Most people love a good cup of tea, but the benefits of a cuppa go far beyond refreshment – tea consumption is linked to so many positives for our health.
Starts at 60 chatted with Dilhan C. Fernando, the CEO of Dilmah, the famous Sri Lanka tea company, to find out how to get the best out of tea. It’s no surprise Dilhan knows everything there is to know about tea – his father Merrill J. Fernando founded Dilmah in 1974 (the name is a combo of Dilhan’s and his brother Malik’s names) and made it famous by using amazing baritone singer Kamahl to perform on its advertisements in Australia.
As such, the Dilmah boss has some interesting ideas you may not have already tried.

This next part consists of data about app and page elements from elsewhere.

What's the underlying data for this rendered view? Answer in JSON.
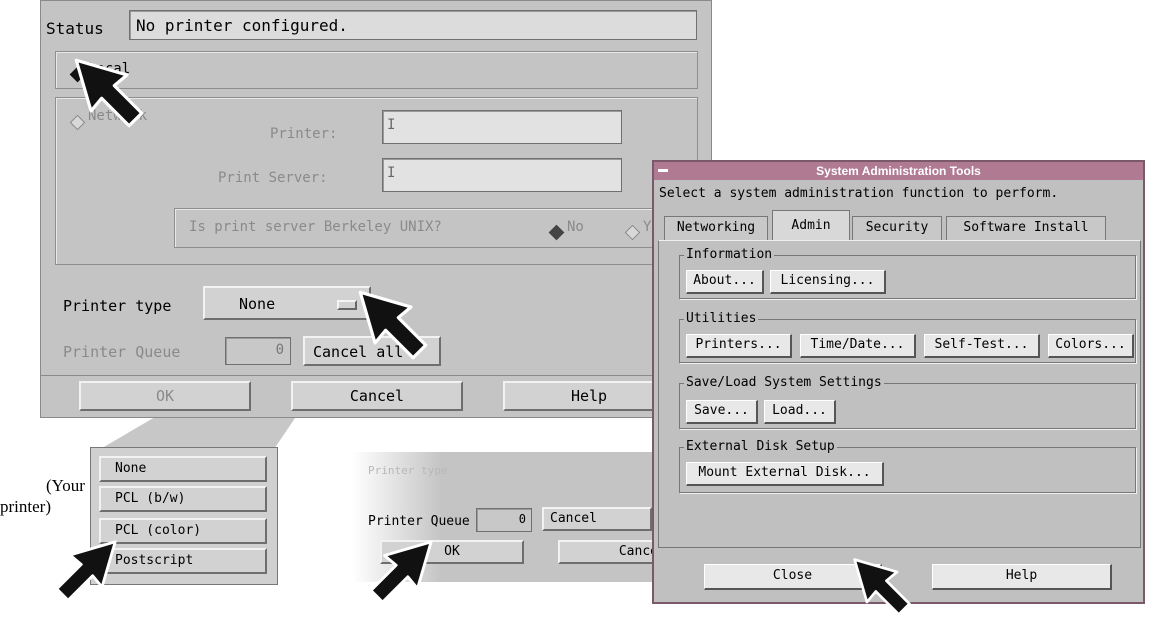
{
  "printer_dialog": {
    "status_label": "Status",
    "status_value": "No printer configured.",
    "local_label": "Local",
    "network_label": "Network",
    "printer_field_label": "Printer:",
    "print_server_label": "Print Server:",
    "unix_question": "Is print server Berkeley UNIX?",
    "unix_no": "No",
    "unix_yes": "Y",
    "printer_type_label": "Printer type",
    "printer_type_value": "None",
    "printer_queue_label": "Printer Queue",
    "printer_queue_value": "0",
    "cancel_all_label": "Cancel all",
    "ok_label": "OK",
    "cancel_label": "Cancel",
    "help_label": "Help"
  },
  "printer_type_menu": {
    "options": [
      "None",
      "PCL (b/w)",
      "PCL (color)",
      "Postscript"
    ]
  },
  "callout": {
    "line1": "(Your",
    "line2": "printer)"
  },
  "mini_dialog": {
    "printer_type_label": "Printer type",
    "printer_queue_label": "Printer Queue",
    "printer_queue_value": "0",
    "cancel_label": "Cancel",
    "ok_label": "OK",
    "cancel2_label": "Cance"
  },
  "sat": {
    "title": "System Administration Tools",
    "prompt": "Select a system administration function to perform.",
    "tabs": [
      "Networking",
      "Admin",
      "Security",
      "Software Install"
    ],
    "active_tab": "Admin",
    "groups": {
      "information": {
        "label": "Information",
        "buttons": [
          "About...",
          "Licensing..."
        ]
      },
      "utilities": {
        "label": "Utilities",
        "buttons": [
          "Printers...",
          "Time/Date...",
          "Self-Test...",
          "Colors..."
        ]
      },
      "save_load": {
        "label": "Save/Load System Settings",
        "buttons": [
          "Save...",
          "Load..."
        ]
      },
      "external_disk": {
        "label": "External Disk Setup",
        "buttons": [
          "Mount External Disk..."
        ]
      }
    },
    "close_label": "Close",
    "help_label": "Help"
  },
  "colors": {
    "dialog_bg": "#c4c4c4",
    "title_bar": "#b07a92",
    "arrow_fill": "#111111"
  }
}
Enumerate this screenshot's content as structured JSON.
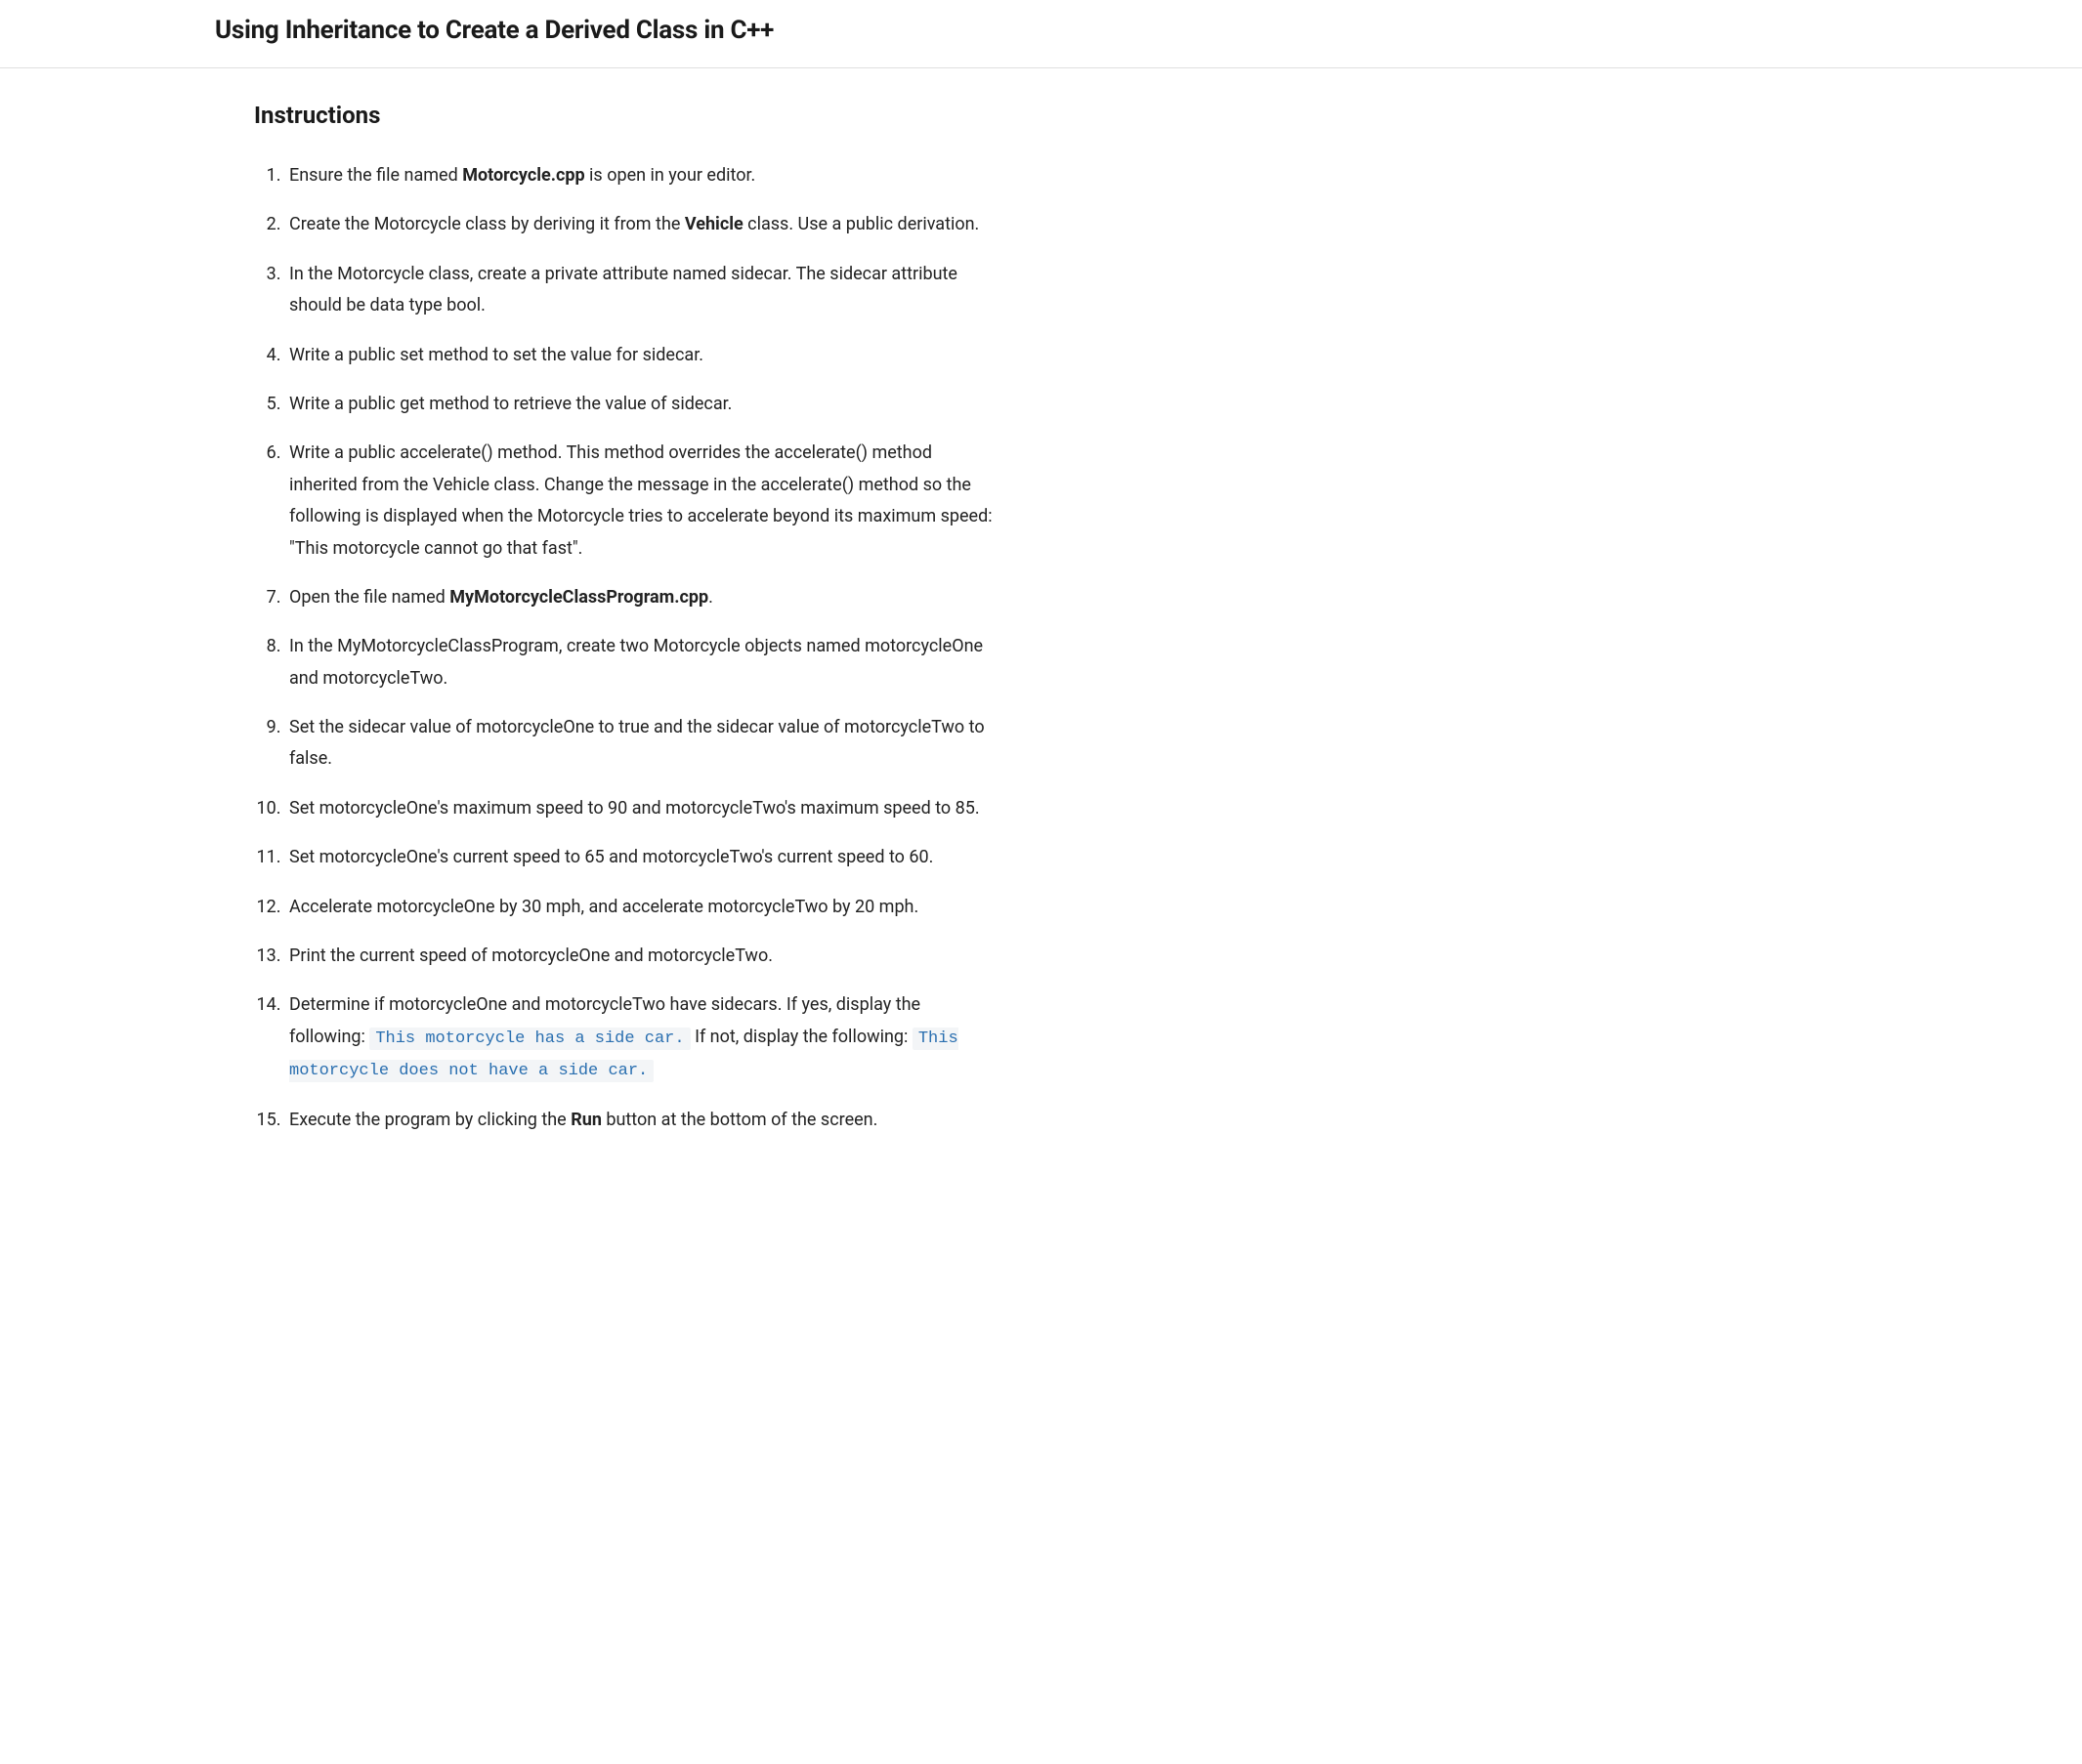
{
  "header": {
    "title": "Using Inheritance to Create a Derived Class in C++"
  },
  "section": {
    "heading": "Instructions"
  },
  "steps": [
    {
      "pre": "Ensure the file named ",
      "bold": "Motorcycle.cpp",
      "post": " is open in your editor."
    },
    {
      "pre": "Create the Motorcycle class by deriving it from the ",
      "bold": "Vehicle",
      "post": " class. Use a public derivation."
    },
    {
      "text": "In the Motorcycle class, create a private attribute named sidecar. The sidecar attribute should be data type bool."
    },
    {
      "text": "Write a public set method to set the value for sidecar."
    },
    {
      "text": "Write a public get method to retrieve the value of sidecar."
    },
    {
      "text": "Write a public accelerate() method. This method overrides the accelerate() method inherited from the Vehicle class. Change the message in the accelerate() method so the following is displayed when the Motorcycle tries to accelerate beyond its maximum speed: \"This motorcycle cannot go that fast\"."
    },
    {
      "pre": "Open the file named ",
      "bold": "MyMotorcycleClassProgram.cpp",
      "post": "."
    },
    {
      "text": "In the MyMotorcycleClassProgram, create two Motorcycle objects named motorcycleOne and motorcycleTwo."
    },
    {
      "text": "Set the sidecar value of motorcycleOne to true and the sidecar value of motorcycleTwo to false."
    },
    {
      "text": "Set motorcycleOne's maximum speed to 90 and motorcycleTwo's maximum speed to 85."
    },
    {
      "text": "Set motorcycleOne's current speed to 65 and motorcycleTwo's current speed to 60."
    },
    {
      "text": "Accelerate motorcycleOne by 30 mph, and accelerate motorcycleTwo by 20 mph."
    },
    {
      "text": "Print the current speed of motorcycleOne and motorcycleTwo."
    },
    {
      "text14_lead": "Determine if motorcycleOne and motorcycleTwo have sidecars. If yes, display the following: ",
      "code1": "This motorcycle has a side car.",
      "mid": " If not, display the following: ",
      "code2": "This motorcycle does not have a side car."
    },
    {
      "pre": "Execute the program by clicking the ",
      "bold": "Run",
      "post": " button at the bottom of the screen."
    }
  ]
}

Tea contains natural antioxidants that are linked to a lower risk of heart disease, dementia, cancer and diabetes, Dilhan says, and reckons drinking five cups of tea a day can reduce stress levels by more than half. But we shouldn’t just be drinking tea, he says, when it can also be used as an innovative ingredient when cooking. “There are several different ways in which tea and food are incredible combinations,” Dilhan says.
Tea can be used in soups, desserts such as panna cotta, and with meat “you can take the tea and make it into a jus” that’s fantastic with grilled steak, he says.
Most people know wine goes well with cheese, but what about tea? If you want to try something different, Dilhan recommends serving tea instead, explaining that, like wine, tea “enhances the flavours in cheese”. He particularly recommends Earl Grey as a great partner for a cheddar-like cheese because it completely resets the palate without dominating the flavour of the cheese.
Tea is also great for improving digestion, he says, explaining that “if you have a rich dessert, [drinking] a cup of tea afterwards takes the fat away [and] helps the body to process sugar”.
But, before you try adding tea to food, mastering the art of making tea is vital – and to true connoisseurs, it’s not as simple as dunking a bag in some boiling water. Dilhan says that first, you must make sure you use good water, such as filtered water, because tap water “can really upset the tea quality”.
He recommends boiling the water just once, explaining that “every time you boil the water it becomes more and more metallic”, so no leaving it in the kettle for convenience! As for stirring, it’s important to stir every half minute if you’re making tea in a pot, he says, because “brewing is the extraction of flavour and natural antioxidants, so if you’re not stirring, the tea is not coming into contact with the water”.
For extra flavour, Dilhan advises adding some honey, mint leaves or fresh ginger, and if you’re up to it, “a shot of gin”.
From what this tea pro says, it’s key that we enjoy tea while we’ve got it, because climate change is a big threat to the tea industry (tea growth is very sensitive to climactic conditions so the wrong weather can hit production hard). But Dilhan says Dilmah, which remains family-owned, makes sure quality and ethics are at the heart of everything it does, including donating 10 per cent of its global gross profit to charity every year.